What it means about the relationship between humans and technology
I’m going to sound like a conspiracy theorist for a moment. For millennia, people have been obsessed with the idea of a dystopian near-future where humans can fly and re-grow limbs; one in which they have tamed nature to the point where it’s been subverted to their will. After the industrial revolution, these fantasies became intricately linked with the development of machines. Today, machines are omnipresent, and the forces that control our lives—capital, data, the Internet—are unseen, incomprehensible and all-powerful. One should question the astuteness of leaving so much power over the running of our societies to machines and quantities that we can barely understand.
Starting on April 12, 2009, Amazon.com was hit by an unfortunate “system failure” that took books written by and about homosexuals, along with other “obscene” materials, off their commercial listings and removed their sales rankings. Whether this was a “glitch,” as the company claims, or a more sinister third party hack is hardly the important question: the fact that Amazon has the power to single-handedly slash and burn a whole subsection of literature with the flick of a metaphorical switch is horrifying. That’s a tremendous amount of power—not just over books, but over human knowledge. It should make us realize that Amazon.com and its rivals, like Google, are not benign media giants stationed for our convenience about the green cyber-pastures of the Internet. They are ubiquitous data-powers that we have invested with an enormous amount of control over culture—control that no governing body has ever had over the commerce of ideas.
When the meta-apocalypse occurs and civilization comes crashing down in a mess of twisted computer chips, don’t blame the robots. My computer can’t even handle parallel downloads (I’m sure the sleek little bastard will be crying in a corner). Blame the fact that we have given away power over our combined knowledge to a host of nameless, faceless collectives for the sake of convenience, instead of guarding our intellectual patrimony from abuse.

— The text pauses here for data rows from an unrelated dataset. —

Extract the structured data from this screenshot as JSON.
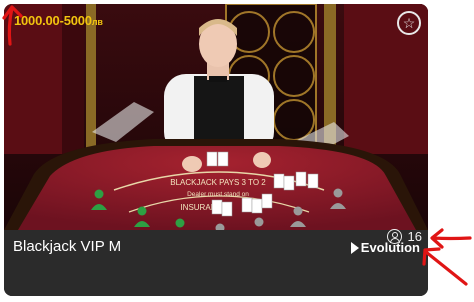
{
  "card": {
    "bet_limit": "1000.00-5000",
    "currency": "лв",
    "players_count": "16",
    "game_title": "Blackjack VIP M",
    "provider": "Evolution"
  },
  "table": {
    "felt_line1": "BLACKJACK PAYS 3 TO 2",
    "felt_line2": "Dealer must stand on",
    "felt_line3": "INSURANCE"
  },
  "seats": {
    "occupied": 4,
    "total": 7
  },
  "colors": {
    "limit_text": "#f1c40f",
    "felt": "#8e1b2a",
    "annotation": "#e01515",
    "occupied_seat": "#2ea043",
    "empty_seat": "#9a9a9a"
  },
  "icons": [
    "star-icon",
    "user-icon",
    "evolution-logo"
  ]
}
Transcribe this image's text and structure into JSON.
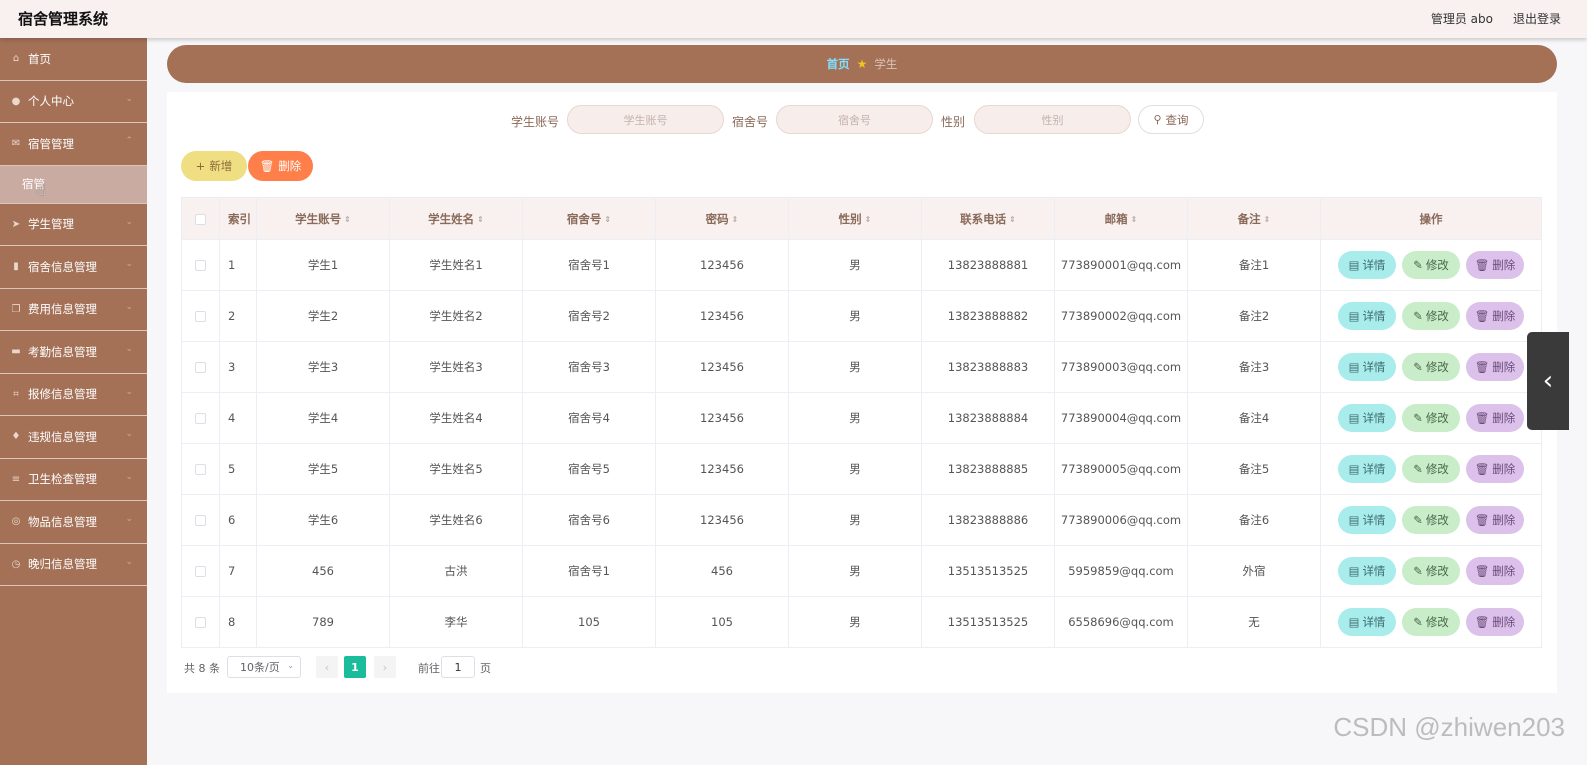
{
  "header": {
    "title": "宿舍管理系统",
    "user": "管理员 abo",
    "logout": "退出登录"
  },
  "sidebar": {
    "items": [
      {
        "label": "首页",
        "icon": "home-icon"
      },
      {
        "label": "个人中心",
        "icon": "user-icon"
      },
      {
        "label": "宿管管理",
        "icon": "mail-icon"
      },
      {
        "label": "宿管",
        "icon": ""
      },
      {
        "label": "学生管理",
        "icon": "send-icon"
      },
      {
        "label": "宿舍信息管理",
        "icon": "chart-icon"
      },
      {
        "label": "费用信息管理",
        "icon": "copy-icon"
      },
      {
        "label": "考勤信息管理",
        "icon": "monitor-icon"
      },
      {
        "label": "报修信息管理",
        "icon": "crop-icon"
      },
      {
        "label": "违规信息管理",
        "icon": "pin-icon"
      },
      {
        "label": "卫生检查管理",
        "icon": "list-icon"
      },
      {
        "label": "物品信息管理",
        "icon": "globe-icon"
      },
      {
        "label": "晚归信息管理",
        "icon": "clock-icon"
      }
    ]
  },
  "breadcrumb": {
    "home": "首页",
    "current": "学生"
  },
  "search": {
    "account_label": "学生账号",
    "account_placeholder": "学生账号",
    "dorm_label": "宿舍号",
    "dorm_placeholder": "宿舍号",
    "gender_label": "性别",
    "gender_placeholder": "性别",
    "query_button": "查询"
  },
  "actions": {
    "add": "新增",
    "delete": "删除"
  },
  "table": {
    "headers": [
      "索引",
      "学生账号",
      "学生姓名",
      "宿舍号",
      "密码",
      "性别",
      "联系电话",
      "邮箱",
      "备注",
      "操作"
    ],
    "rows": [
      [
        "1",
        "学生1",
        "学生姓名1",
        "宿舍号1",
        "123456",
        "男",
        "13823888881",
        "773890001@qq.com",
        "备注1"
      ],
      [
        "2",
        "学生2",
        "学生姓名2",
        "宿舍号2",
        "123456",
        "男",
        "13823888882",
        "773890002@qq.com",
        "备注2"
      ],
      [
        "3",
        "学生3",
        "学生姓名3",
        "宿舍号3",
        "123456",
        "男",
        "13823888883",
        "773890003@qq.com",
        "备注3"
      ],
      [
        "4",
        "学生4",
        "学生姓名4",
        "宿舍号4",
        "123456",
        "男",
        "13823888884",
        "773890004@qq.com",
        "备注4"
      ],
      [
        "5",
        "学生5",
        "学生姓名5",
        "宿舍号5",
        "123456",
        "男",
        "13823888885",
        "773890005@qq.com",
        "备注5"
      ],
      [
        "6",
        "学生6",
        "学生姓名6",
        "宿舍号6",
        "123456",
        "男",
        "13823888886",
        "773890006@qq.com",
        "备注6"
      ],
      [
        "7",
        "456",
        "古洪",
        "宿舍号1",
        "456",
        "男",
        "13513513525",
        "5959859@qq.com",
        "外宿"
      ],
      [
        "8",
        "789",
        "李华",
        "105",
        "105",
        "男",
        "13513513525",
        "6558696@qq.com",
        "无"
      ]
    ],
    "row_actions": {
      "detail": "详情",
      "edit": "修改",
      "delete": "删除"
    }
  },
  "pagination": {
    "total": "共 8 条",
    "page_size": "10条/页",
    "current_page": "1",
    "goto_prefix": "前往",
    "goto_value": "1",
    "goto_suffix": "页"
  },
  "watermark": "CSDN @zhiwen203",
  "colors": {
    "sidebar": "#a47157",
    "header": "#f8f1f0",
    "accent": "#1abc9c"
  }
}
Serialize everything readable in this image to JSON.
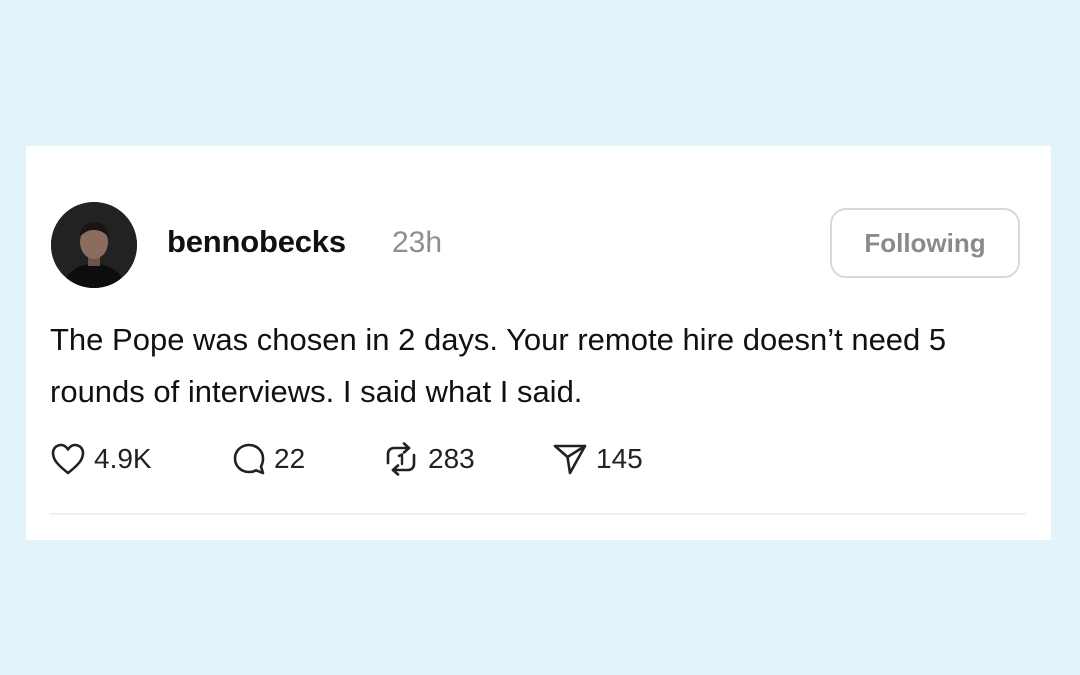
{
  "post": {
    "username": "bennobecks",
    "time": "23h",
    "follow_label": "Following",
    "text": "The Pope was chosen in 2 days. Your remote hire doesn’t need 5 rounds of interviews. I said what I said.",
    "actions": {
      "likes": "4.9K",
      "replies": "22",
      "reposts": "283",
      "shares": "145"
    }
  },
  "icons": {
    "like": "heart-icon",
    "reply": "speech-bubble-icon",
    "repost": "repost-icon",
    "share": "paper-plane-icon"
  },
  "colors": {
    "background": "#e2f3fa",
    "card": "#ffffff",
    "text": "#111111",
    "muted": "#8e8e8e",
    "button_border": "#d9d9d9"
  }
}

So, am I telling you to go out there and form a small band of plucky cyber-terrorists to waylay the media powerhouses on the informational highways of the Internet and demand that we institute a series of checks and balances to protect our culture from their craven cybernetic ways? Well, that’s really up to you.